Every line with the string "Alun" should be copied from the data.
╭──
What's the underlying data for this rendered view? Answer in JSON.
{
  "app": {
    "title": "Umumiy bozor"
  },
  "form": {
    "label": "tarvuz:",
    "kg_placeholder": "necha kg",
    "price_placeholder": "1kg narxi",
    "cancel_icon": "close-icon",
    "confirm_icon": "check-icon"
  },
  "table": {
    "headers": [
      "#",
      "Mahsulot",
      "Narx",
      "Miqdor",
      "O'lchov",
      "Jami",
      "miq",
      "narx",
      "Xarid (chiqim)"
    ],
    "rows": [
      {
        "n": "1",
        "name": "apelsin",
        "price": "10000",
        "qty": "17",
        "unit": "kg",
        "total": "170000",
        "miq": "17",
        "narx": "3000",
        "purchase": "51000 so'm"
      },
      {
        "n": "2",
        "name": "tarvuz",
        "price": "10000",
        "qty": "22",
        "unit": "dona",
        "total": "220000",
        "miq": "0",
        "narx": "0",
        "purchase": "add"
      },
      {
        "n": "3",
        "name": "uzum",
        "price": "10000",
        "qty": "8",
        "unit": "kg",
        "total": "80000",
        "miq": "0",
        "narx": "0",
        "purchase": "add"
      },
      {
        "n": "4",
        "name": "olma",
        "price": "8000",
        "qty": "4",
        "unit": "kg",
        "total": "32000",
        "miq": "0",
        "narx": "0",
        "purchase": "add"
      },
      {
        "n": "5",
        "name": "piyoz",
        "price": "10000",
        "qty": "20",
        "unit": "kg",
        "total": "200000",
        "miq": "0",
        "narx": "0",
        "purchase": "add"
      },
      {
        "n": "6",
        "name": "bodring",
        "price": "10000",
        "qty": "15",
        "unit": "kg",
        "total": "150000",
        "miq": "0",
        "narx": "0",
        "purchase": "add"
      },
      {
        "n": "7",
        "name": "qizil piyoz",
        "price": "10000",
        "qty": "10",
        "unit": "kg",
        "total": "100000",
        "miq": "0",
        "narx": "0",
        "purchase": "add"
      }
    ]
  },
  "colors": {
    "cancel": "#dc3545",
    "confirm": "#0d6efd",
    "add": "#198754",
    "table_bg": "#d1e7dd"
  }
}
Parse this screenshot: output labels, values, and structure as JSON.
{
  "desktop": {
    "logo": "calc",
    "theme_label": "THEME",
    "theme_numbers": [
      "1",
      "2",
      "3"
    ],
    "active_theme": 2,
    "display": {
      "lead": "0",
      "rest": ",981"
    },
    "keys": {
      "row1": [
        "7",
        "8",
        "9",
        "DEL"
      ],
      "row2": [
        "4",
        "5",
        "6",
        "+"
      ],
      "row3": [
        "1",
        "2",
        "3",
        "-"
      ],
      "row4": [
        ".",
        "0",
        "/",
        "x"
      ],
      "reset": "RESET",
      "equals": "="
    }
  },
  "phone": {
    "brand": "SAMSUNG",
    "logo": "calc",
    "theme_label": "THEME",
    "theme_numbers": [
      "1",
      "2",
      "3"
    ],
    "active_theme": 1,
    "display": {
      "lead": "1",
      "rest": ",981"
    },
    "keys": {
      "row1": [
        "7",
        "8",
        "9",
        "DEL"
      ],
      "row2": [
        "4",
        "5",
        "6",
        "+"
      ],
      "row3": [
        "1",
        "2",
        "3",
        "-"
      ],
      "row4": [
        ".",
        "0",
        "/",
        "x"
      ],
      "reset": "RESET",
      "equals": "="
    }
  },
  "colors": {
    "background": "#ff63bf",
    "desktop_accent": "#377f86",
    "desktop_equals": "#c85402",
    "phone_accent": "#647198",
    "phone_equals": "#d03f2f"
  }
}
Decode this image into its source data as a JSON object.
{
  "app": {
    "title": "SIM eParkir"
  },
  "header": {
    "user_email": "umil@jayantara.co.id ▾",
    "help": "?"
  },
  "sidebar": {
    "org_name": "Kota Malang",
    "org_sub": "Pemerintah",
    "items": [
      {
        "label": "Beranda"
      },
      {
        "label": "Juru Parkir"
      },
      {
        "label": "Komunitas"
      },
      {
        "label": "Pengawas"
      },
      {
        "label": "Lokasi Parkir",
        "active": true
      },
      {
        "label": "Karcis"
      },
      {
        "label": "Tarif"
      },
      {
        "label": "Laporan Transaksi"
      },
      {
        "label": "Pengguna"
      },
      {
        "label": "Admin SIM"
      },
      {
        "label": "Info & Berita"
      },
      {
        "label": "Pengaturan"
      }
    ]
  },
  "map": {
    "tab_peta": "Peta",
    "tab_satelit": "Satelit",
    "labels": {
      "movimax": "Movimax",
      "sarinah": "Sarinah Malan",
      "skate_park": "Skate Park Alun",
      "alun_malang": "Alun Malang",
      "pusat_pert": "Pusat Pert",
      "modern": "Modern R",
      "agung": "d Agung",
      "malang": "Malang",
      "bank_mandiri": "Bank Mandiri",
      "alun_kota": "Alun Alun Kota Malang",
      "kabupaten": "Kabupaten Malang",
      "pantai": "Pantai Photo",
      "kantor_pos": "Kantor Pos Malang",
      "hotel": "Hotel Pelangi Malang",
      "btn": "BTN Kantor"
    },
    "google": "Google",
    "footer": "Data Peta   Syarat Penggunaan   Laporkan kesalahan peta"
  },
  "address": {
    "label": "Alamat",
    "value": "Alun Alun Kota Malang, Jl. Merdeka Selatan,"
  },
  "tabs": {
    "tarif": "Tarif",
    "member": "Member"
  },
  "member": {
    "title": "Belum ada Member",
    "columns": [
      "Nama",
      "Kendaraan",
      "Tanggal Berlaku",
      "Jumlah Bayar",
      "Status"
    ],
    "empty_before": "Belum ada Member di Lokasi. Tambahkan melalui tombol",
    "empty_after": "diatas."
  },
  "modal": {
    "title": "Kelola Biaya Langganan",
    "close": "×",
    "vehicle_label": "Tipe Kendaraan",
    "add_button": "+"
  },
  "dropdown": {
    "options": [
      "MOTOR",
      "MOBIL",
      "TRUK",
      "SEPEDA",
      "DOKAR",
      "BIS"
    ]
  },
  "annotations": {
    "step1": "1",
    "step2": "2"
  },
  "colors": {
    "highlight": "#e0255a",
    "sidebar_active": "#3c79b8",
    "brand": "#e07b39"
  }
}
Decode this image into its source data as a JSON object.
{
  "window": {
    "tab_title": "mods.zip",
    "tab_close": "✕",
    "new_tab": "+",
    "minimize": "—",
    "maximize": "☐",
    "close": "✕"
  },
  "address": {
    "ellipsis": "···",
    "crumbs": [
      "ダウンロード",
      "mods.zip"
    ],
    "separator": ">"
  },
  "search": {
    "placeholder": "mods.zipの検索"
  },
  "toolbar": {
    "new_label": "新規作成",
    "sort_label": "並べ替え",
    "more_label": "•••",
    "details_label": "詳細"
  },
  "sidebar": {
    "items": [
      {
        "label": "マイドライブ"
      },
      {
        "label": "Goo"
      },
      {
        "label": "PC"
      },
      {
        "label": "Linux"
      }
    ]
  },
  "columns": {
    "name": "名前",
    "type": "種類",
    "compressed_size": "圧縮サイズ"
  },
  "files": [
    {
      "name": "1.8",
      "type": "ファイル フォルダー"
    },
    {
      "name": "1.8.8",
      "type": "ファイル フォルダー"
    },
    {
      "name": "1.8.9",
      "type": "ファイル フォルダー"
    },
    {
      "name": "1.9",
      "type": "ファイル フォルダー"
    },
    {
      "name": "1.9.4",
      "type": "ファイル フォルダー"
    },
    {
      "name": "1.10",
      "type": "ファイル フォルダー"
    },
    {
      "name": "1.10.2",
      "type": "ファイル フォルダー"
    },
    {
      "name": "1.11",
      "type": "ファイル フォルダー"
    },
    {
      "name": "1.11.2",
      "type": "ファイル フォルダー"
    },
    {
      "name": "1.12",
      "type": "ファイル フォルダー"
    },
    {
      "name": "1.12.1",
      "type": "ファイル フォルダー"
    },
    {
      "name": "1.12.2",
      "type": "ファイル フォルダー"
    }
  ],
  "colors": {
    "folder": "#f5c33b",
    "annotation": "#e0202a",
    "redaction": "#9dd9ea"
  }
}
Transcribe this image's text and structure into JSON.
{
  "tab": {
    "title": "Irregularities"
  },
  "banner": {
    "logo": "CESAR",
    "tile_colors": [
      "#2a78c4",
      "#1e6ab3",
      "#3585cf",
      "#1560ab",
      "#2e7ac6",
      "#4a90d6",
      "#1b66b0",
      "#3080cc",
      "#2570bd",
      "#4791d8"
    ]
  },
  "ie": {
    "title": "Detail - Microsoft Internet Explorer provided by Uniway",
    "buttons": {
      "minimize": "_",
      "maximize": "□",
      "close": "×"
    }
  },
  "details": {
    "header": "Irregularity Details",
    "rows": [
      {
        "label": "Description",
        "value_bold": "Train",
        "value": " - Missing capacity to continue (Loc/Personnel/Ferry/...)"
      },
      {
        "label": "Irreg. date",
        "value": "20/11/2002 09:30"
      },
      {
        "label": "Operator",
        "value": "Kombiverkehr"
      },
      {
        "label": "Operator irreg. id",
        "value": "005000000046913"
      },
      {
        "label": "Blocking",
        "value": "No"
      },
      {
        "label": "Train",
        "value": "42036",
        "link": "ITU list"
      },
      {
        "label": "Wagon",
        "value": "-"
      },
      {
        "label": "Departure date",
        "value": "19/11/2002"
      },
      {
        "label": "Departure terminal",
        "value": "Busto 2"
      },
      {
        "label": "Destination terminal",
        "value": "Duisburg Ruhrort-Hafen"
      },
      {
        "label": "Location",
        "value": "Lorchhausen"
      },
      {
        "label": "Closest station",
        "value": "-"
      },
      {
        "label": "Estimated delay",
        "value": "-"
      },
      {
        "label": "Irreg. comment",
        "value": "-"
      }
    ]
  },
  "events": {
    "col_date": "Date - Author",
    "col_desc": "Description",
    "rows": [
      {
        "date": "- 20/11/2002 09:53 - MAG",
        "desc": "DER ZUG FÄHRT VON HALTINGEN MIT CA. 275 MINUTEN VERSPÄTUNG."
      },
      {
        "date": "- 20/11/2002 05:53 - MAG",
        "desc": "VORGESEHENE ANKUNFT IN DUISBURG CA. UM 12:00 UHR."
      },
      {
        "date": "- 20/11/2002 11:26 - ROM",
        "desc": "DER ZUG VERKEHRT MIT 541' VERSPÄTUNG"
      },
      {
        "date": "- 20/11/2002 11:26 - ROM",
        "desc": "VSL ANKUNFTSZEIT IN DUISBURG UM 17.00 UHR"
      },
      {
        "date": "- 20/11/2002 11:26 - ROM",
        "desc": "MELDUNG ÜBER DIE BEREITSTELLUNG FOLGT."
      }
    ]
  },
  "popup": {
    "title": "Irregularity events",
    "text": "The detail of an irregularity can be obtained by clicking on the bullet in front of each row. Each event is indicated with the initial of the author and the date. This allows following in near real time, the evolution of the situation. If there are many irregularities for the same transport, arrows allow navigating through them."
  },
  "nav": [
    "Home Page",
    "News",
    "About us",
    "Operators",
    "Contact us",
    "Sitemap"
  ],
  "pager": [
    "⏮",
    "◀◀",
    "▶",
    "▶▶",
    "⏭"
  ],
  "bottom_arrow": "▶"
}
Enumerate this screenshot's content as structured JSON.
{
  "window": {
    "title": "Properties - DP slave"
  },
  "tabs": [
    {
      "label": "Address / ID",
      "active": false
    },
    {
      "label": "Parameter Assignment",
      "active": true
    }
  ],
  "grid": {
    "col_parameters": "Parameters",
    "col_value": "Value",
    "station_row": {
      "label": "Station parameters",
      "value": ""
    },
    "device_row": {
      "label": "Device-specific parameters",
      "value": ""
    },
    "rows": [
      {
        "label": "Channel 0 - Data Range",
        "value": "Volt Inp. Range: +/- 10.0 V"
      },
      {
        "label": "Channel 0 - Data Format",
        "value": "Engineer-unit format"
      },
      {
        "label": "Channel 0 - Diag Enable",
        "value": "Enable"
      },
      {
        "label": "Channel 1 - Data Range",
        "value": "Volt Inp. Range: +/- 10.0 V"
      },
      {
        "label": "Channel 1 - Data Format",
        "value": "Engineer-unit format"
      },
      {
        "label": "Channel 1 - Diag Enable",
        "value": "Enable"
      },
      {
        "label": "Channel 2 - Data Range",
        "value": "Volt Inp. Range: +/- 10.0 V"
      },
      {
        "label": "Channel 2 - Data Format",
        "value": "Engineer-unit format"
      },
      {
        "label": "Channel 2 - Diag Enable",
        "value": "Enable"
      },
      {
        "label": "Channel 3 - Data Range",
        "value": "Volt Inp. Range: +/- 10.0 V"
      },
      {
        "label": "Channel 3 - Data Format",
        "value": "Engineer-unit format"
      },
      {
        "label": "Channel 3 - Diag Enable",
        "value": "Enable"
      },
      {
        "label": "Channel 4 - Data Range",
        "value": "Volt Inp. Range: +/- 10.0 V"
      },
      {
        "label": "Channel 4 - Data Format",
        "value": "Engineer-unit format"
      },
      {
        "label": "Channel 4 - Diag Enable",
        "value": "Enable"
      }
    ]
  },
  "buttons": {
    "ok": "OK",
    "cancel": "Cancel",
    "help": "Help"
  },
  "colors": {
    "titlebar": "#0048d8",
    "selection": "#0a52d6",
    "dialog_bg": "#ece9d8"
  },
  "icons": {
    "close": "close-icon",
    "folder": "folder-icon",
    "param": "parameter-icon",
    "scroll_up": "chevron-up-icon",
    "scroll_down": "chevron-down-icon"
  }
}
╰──
*Solution for this task*.
      "skate_park": "Skate Park Alun",
      "alun_malang": "Alun Malang",
      "alun_kota": "Alun Alun Kota Malang",
    "value": "Alun Alun Kota Malang, Jl. Merdeka Selatan,"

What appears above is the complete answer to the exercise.